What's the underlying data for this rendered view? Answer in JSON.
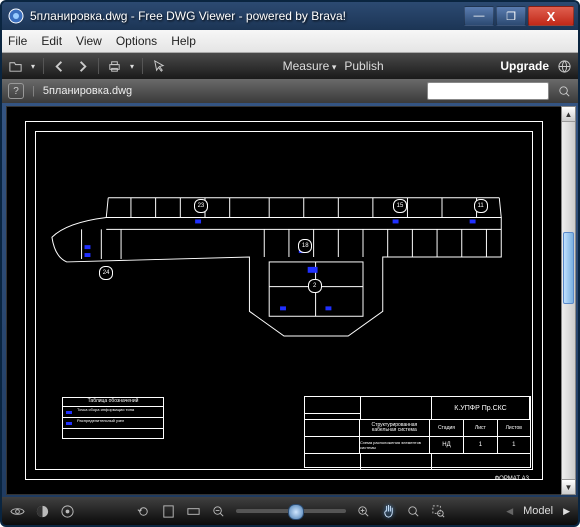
{
  "window": {
    "title": "5планировка.dwg - Free DWG Viewer - powered by Brava!"
  },
  "menu": {
    "file": "File",
    "edit": "Edit",
    "view": "View",
    "options": "Options",
    "help": "Help"
  },
  "toolbar": {
    "measure": "Measure",
    "publish": "Publish",
    "upgrade": "Upgrade"
  },
  "doc": {
    "filename": "5планировка.dwg",
    "help_glyph": "?"
  },
  "statusbar": {
    "mode_label": "Model"
  },
  "titleblock": {
    "project": "К.УПФР Пр.СКС",
    "system1": "Структурированная",
    "system2": "кабельная система",
    "desc": "Схема  расположения  элементов системы",
    "hdr1": "Стадия",
    "hdr2": "Лист",
    "hdr3": "Листов",
    "val1": "НД",
    "val2": "1",
    "val3": "1",
    "format": "ФОРМАТ   А3"
  },
  "legend": {
    "title": "Таблица  обозначений",
    "row1": "Точка сбора информации типа",
    "row2": "Распределительный узел"
  },
  "nodes": {
    "n1": "23",
    "n2": "15",
    "n3": "11",
    "n4": "18",
    "n5": "2",
    "n6": "24"
  },
  "winctl": {
    "min": "—",
    "max": "❐",
    "close": "X"
  }
}
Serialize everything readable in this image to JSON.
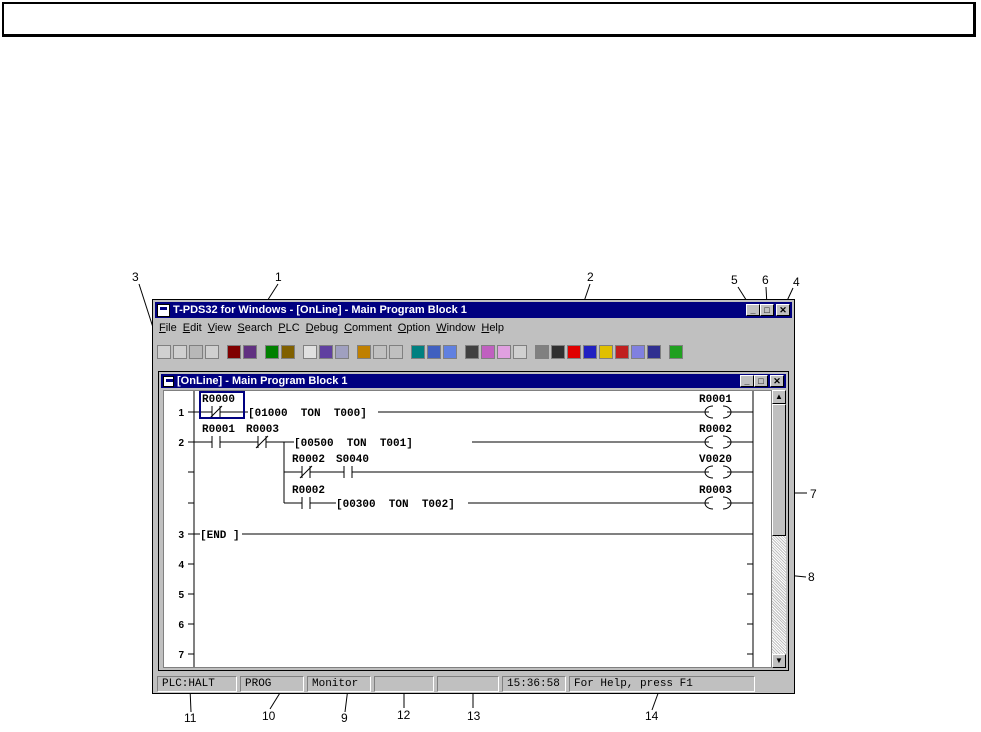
{
  "app": {
    "title": "T-PDS32 for Windows - [OnLine] - Main Program Block 1",
    "menu": [
      "File",
      "Edit",
      "View",
      "Search",
      "PLC",
      "Debug",
      "Comment",
      "Option",
      "Window",
      "Help"
    ]
  },
  "child": {
    "title": "[OnLine] - Main Program Block 1"
  },
  "ladder": {
    "rung_numbers": [
      "1",
      "2",
      "3",
      "4",
      "5",
      "6",
      "7"
    ],
    "contacts": {
      "r0000": "R0000",
      "r0001a": "R0001",
      "r0003": "R0003",
      "r0002a": "R0002",
      "s0040": "S0040",
      "r0002b": "R0002"
    },
    "instructions": {
      "ton0": "[01000  TON  T000]",
      "ton1": "[00500  TON  T001]",
      "ton2": "[00300  TON  T002]",
      "end": "[END ]"
    },
    "coils": {
      "c1": "R0001",
      "c2": "R0002",
      "c3": "V0020",
      "c4": "R0003"
    }
  },
  "status": {
    "plc": "PLC:HALT",
    "mode": "PROG",
    "monitor": "Monitor",
    "p12": "",
    "p13": "",
    "time": "15:36:58",
    "help": "For Help, press F1"
  },
  "callouts": [
    "1",
    "2",
    "3",
    "4",
    "5",
    "6",
    "7",
    "8",
    "9",
    "10",
    "11",
    "12",
    "13",
    "14"
  ]
}
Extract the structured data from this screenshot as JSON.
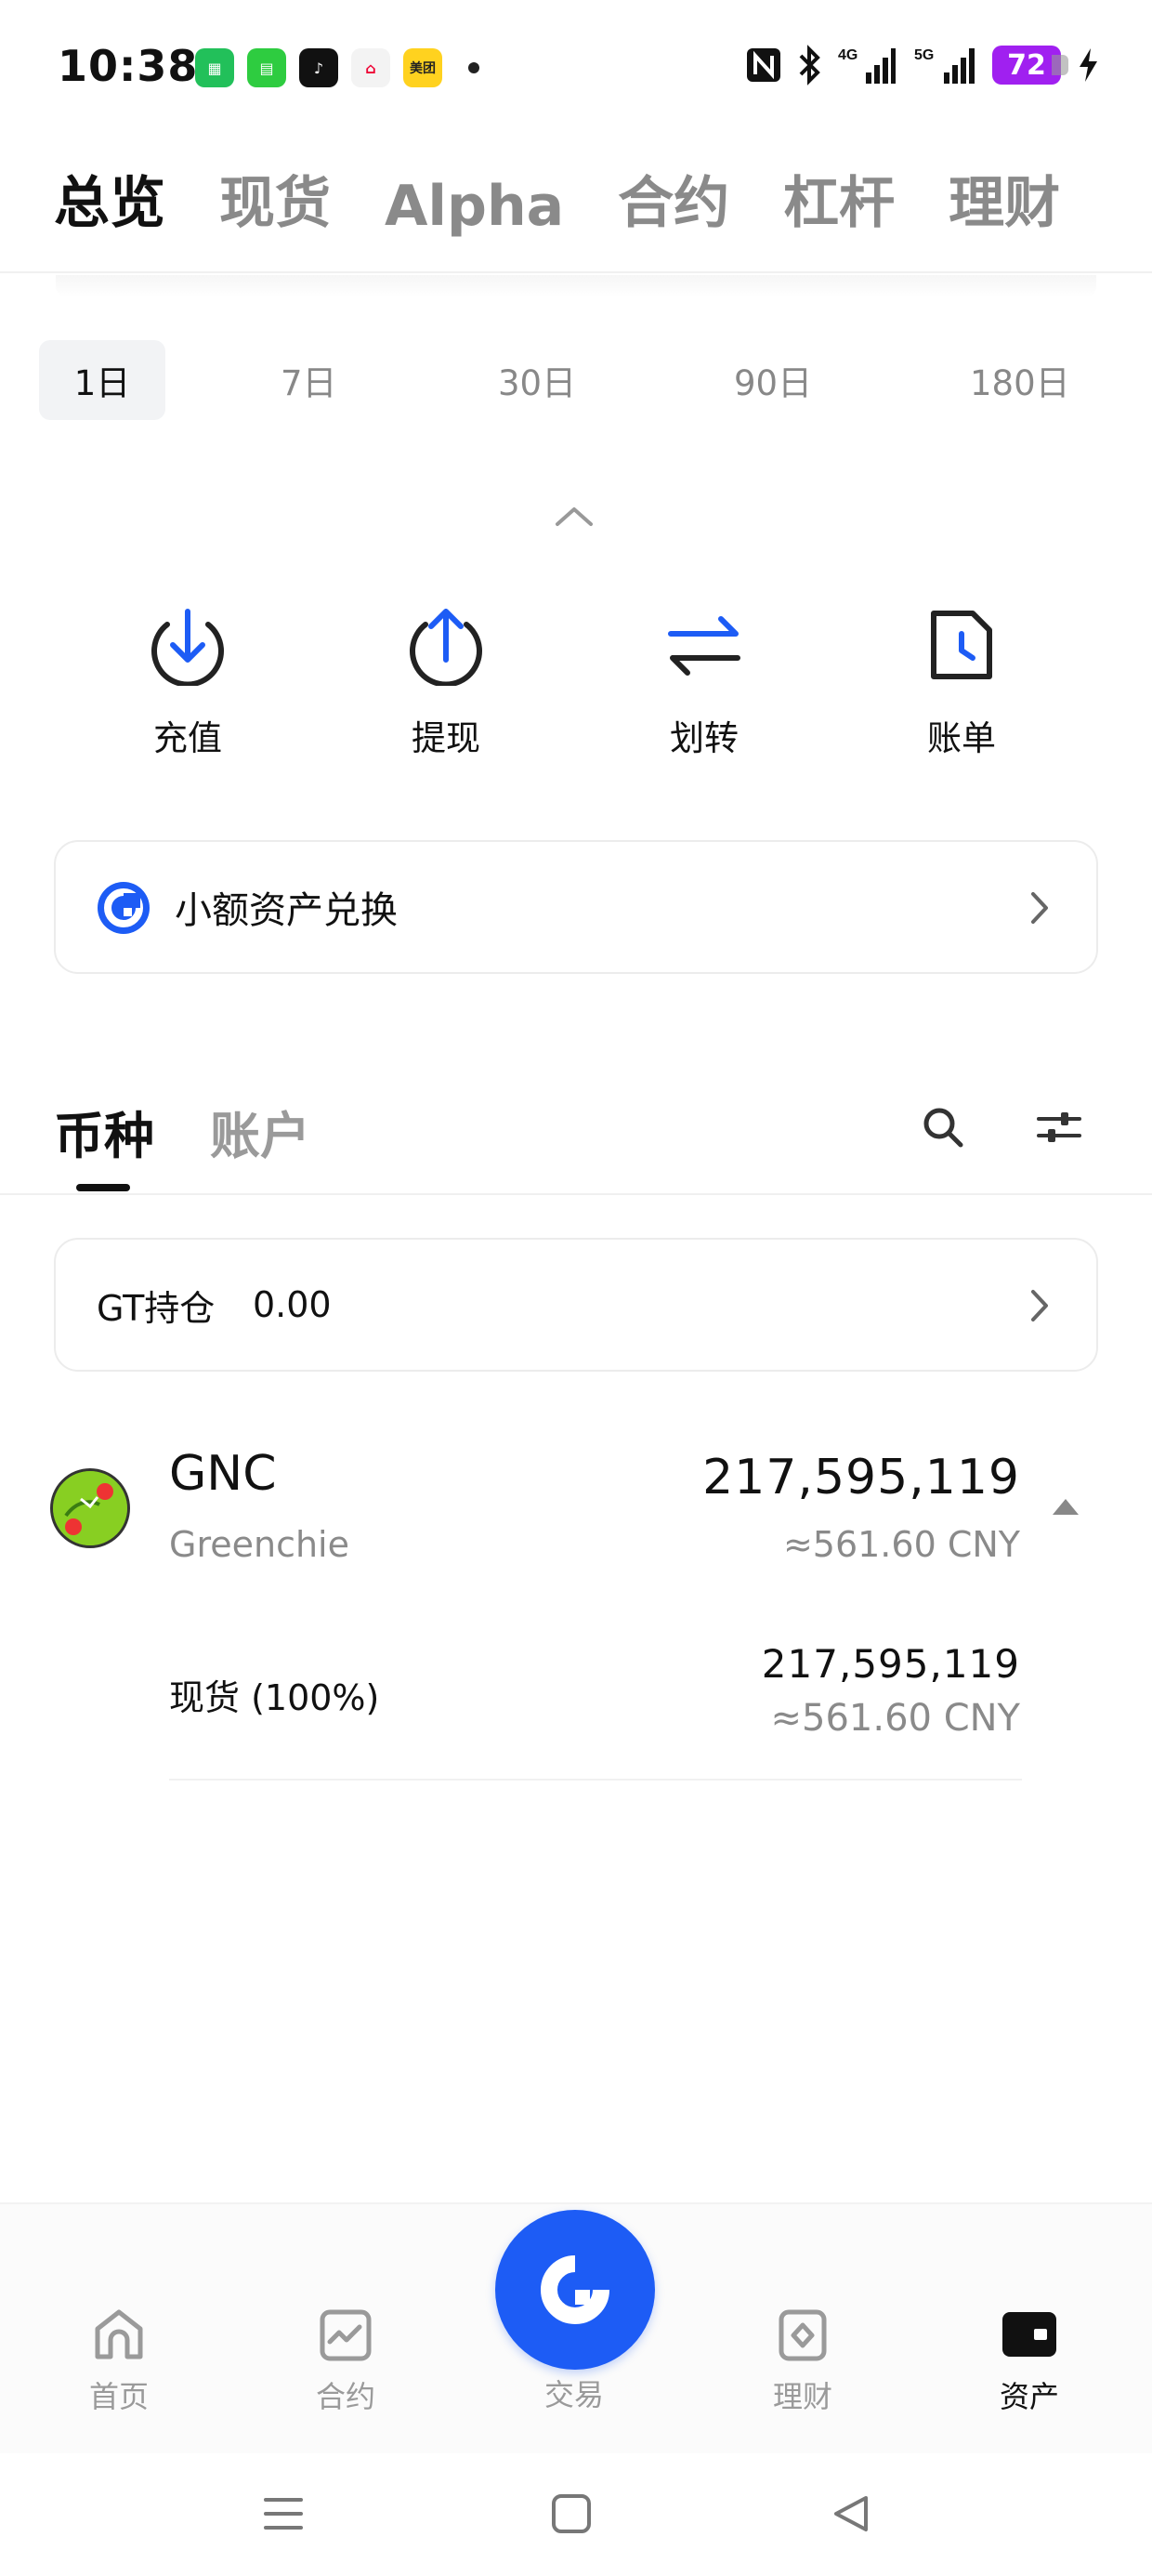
{
  "status_bar": {
    "time": "10:38",
    "battery": "72",
    "network_1": "4G",
    "network_2": "5G",
    "app_icons": [
      "green-app-icon",
      "messages-icon",
      "tiktok-icon",
      "home-app-icon",
      "meituan-icon"
    ],
    "meituan_label": "美团"
  },
  "top_tabs": [
    {
      "label": "总览",
      "active": true
    },
    {
      "label": "现货",
      "active": false
    },
    {
      "label": "Alpha",
      "active": false
    },
    {
      "label": "合约",
      "active": false
    },
    {
      "label": "杠杆",
      "active": false
    },
    {
      "label": "理财",
      "active": false
    }
  ],
  "periods": [
    {
      "label": "1日",
      "active": true
    },
    {
      "label": "7日",
      "active": false
    },
    {
      "label": "30日",
      "active": false
    },
    {
      "label": "90日",
      "active": false
    },
    {
      "label": "180日",
      "active": false
    }
  ],
  "actions": [
    {
      "label": "充值",
      "icon": "deposit-icon"
    },
    {
      "label": "提现",
      "icon": "withdraw-icon"
    },
    {
      "label": "划转",
      "icon": "transfer-icon"
    },
    {
      "label": "账单",
      "icon": "bill-icon"
    }
  ],
  "dust_convert": {
    "label": "小额资产兑换"
  },
  "asset_tabs": [
    {
      "label": "币种",
      "active": true
    },
    {
      "label": "账户",
      "active": false
    }
  ],
  "gt_holding": {
    "label": "GT持仓",
    "value": "0.00"
  },
  "coin": {
    "symbol": "GNC",
    "name": "Greenchie",
    "amount": "217,595,119",
    "cny": "≈561.60 CNY",
    "breakdown": {
      "label": "现货 (100%)",
      "amount": "217,595,119",
      "cny": "≈561.60 CNY"
    }
  },
  "bottom_nav": [
    {
      "label": "首页",
      "active": false
    },
    {
      "label": "合约",
      "active": false
    },
    {
      "label": "交易",
      "active": false
    },
    {
      "label": "理财",
      "active": false
    },
    {
      "label": "资产",
      "active": true
    }
  ],
  "colors": {
    "accent": "#1d5cf5",
    "battery": "#a020f0",
    "text_primary": "#111111",
    "text_secondary": "#8a8a8a"
  }
}
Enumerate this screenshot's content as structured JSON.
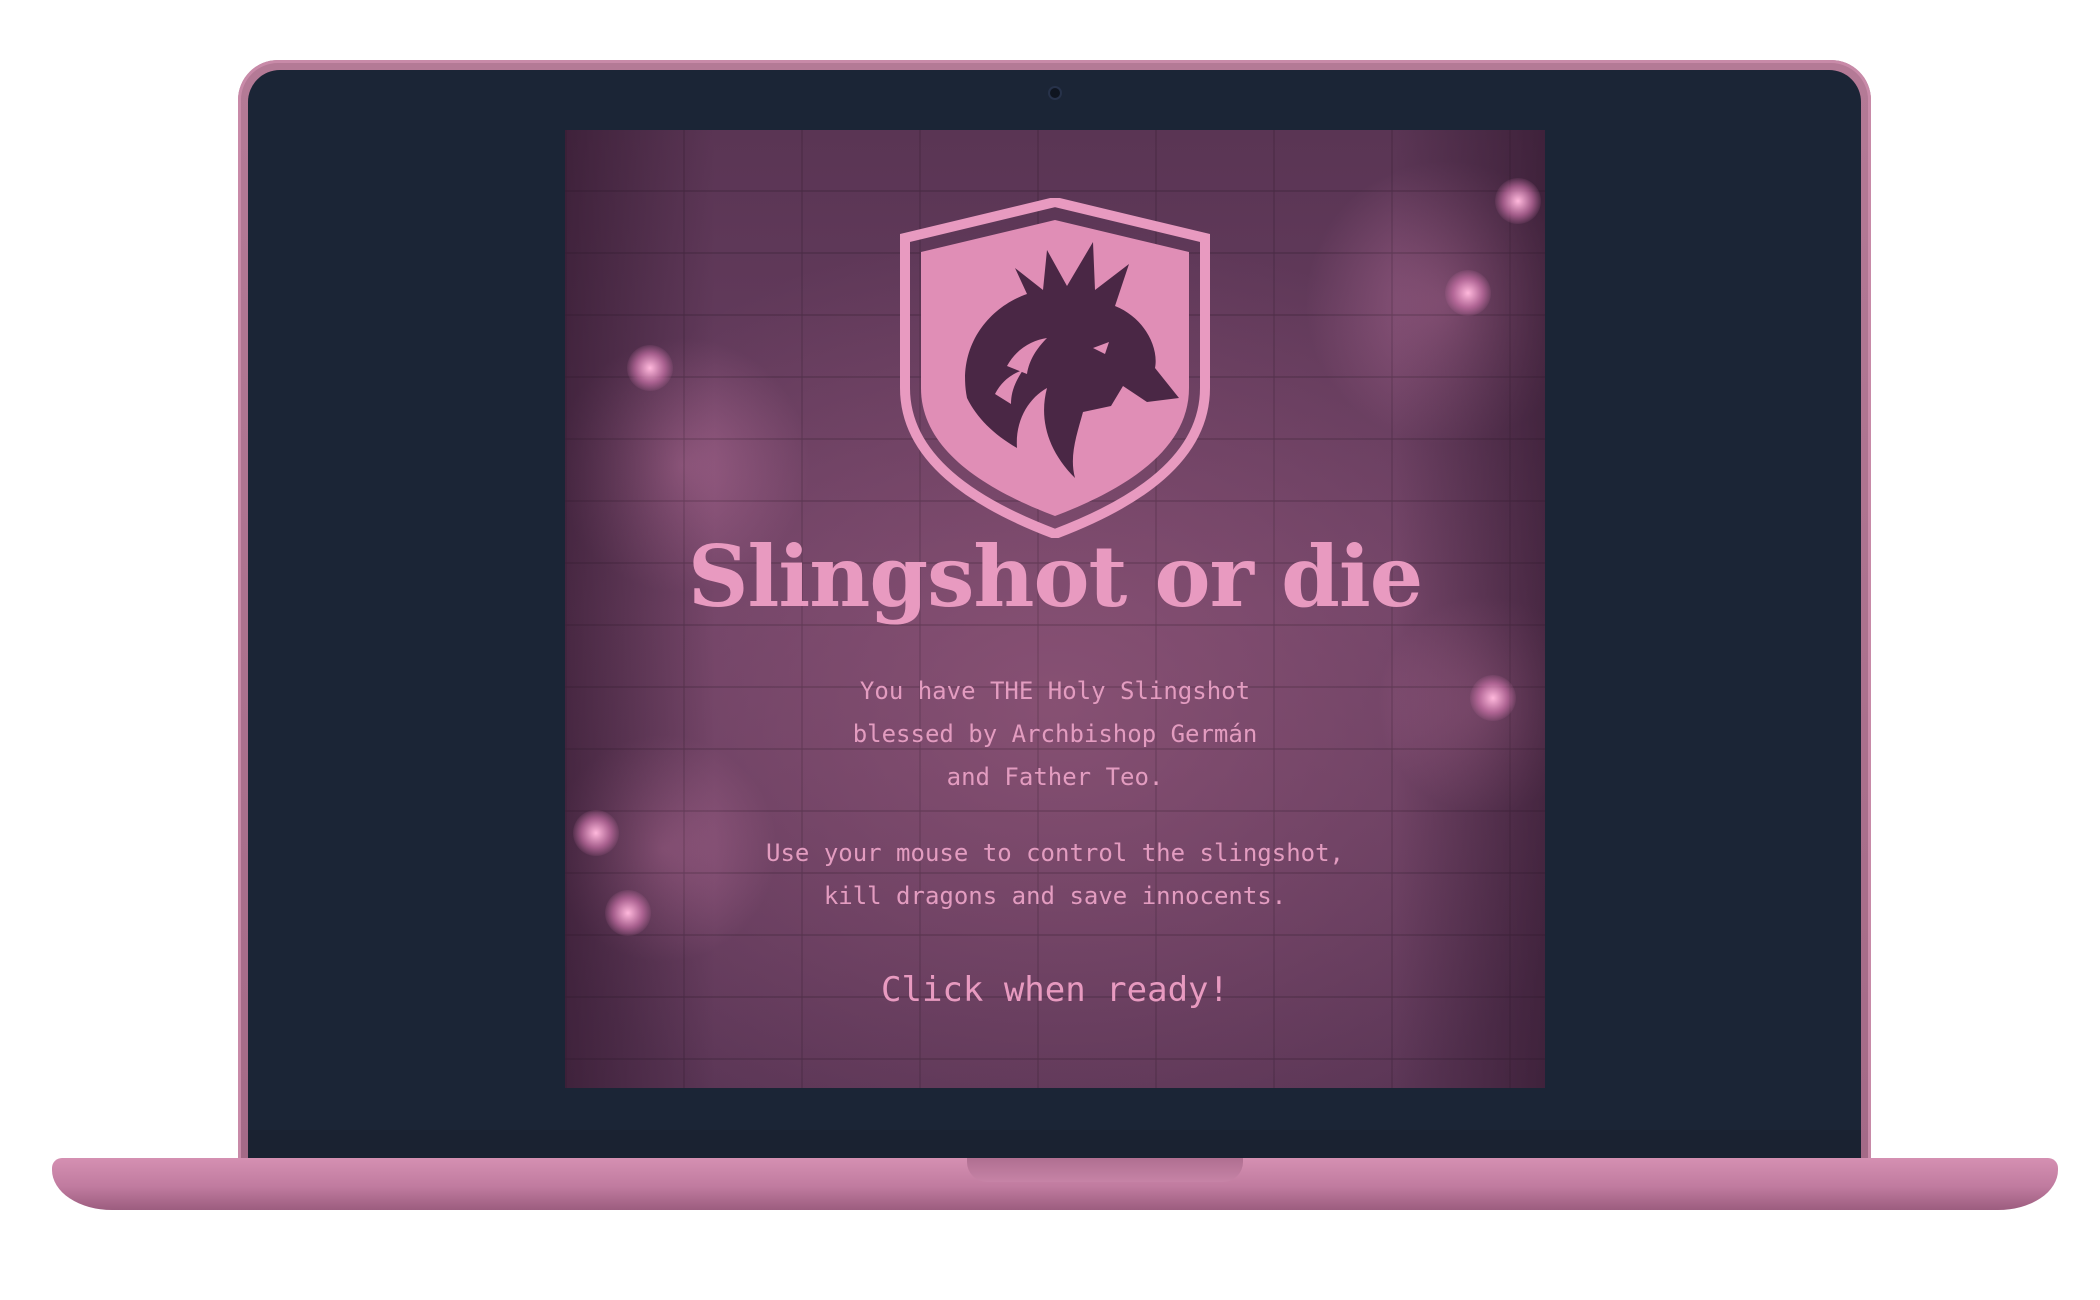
{
  "game": {
    "title": "Slingshot or die",
    "intro_lines": [
      "You have THE Holy Slingshot",
      "blessed by Archbishop Germán",
      "and Father Teo."
    ],
    "instruction_lines": [
      "Use your mouse to control the slingshot,",
      "kill dragons and save innocents."
    ],
    "start_prompt": "Click when ready!",
    "crest_icon": "dragon-shield-icon"
  },
  "colors": {
    "accent_pink": "#e89ac0",
    "screen_bg": "#6b4063",
    "bezel": "#1b2536",
    "laptop_body": "#c07b9f"
  }
}
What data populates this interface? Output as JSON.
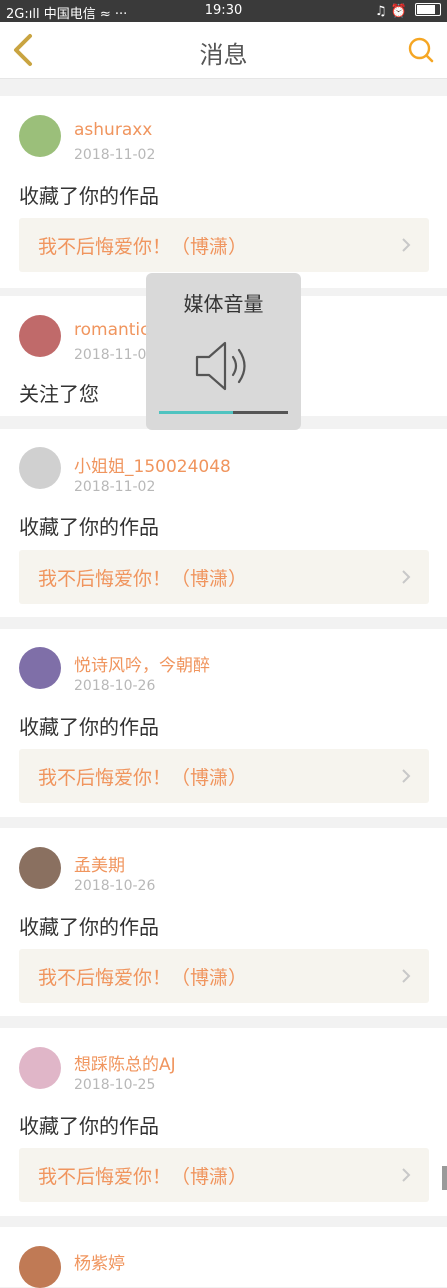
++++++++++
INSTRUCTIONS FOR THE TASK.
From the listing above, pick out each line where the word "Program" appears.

COMPLETED EXERCISE.
    "title": "T-PDS32 for Windows - [OnLine] - Main Program Block 1",
    "title": "[OnLine] - Main Program Block 1"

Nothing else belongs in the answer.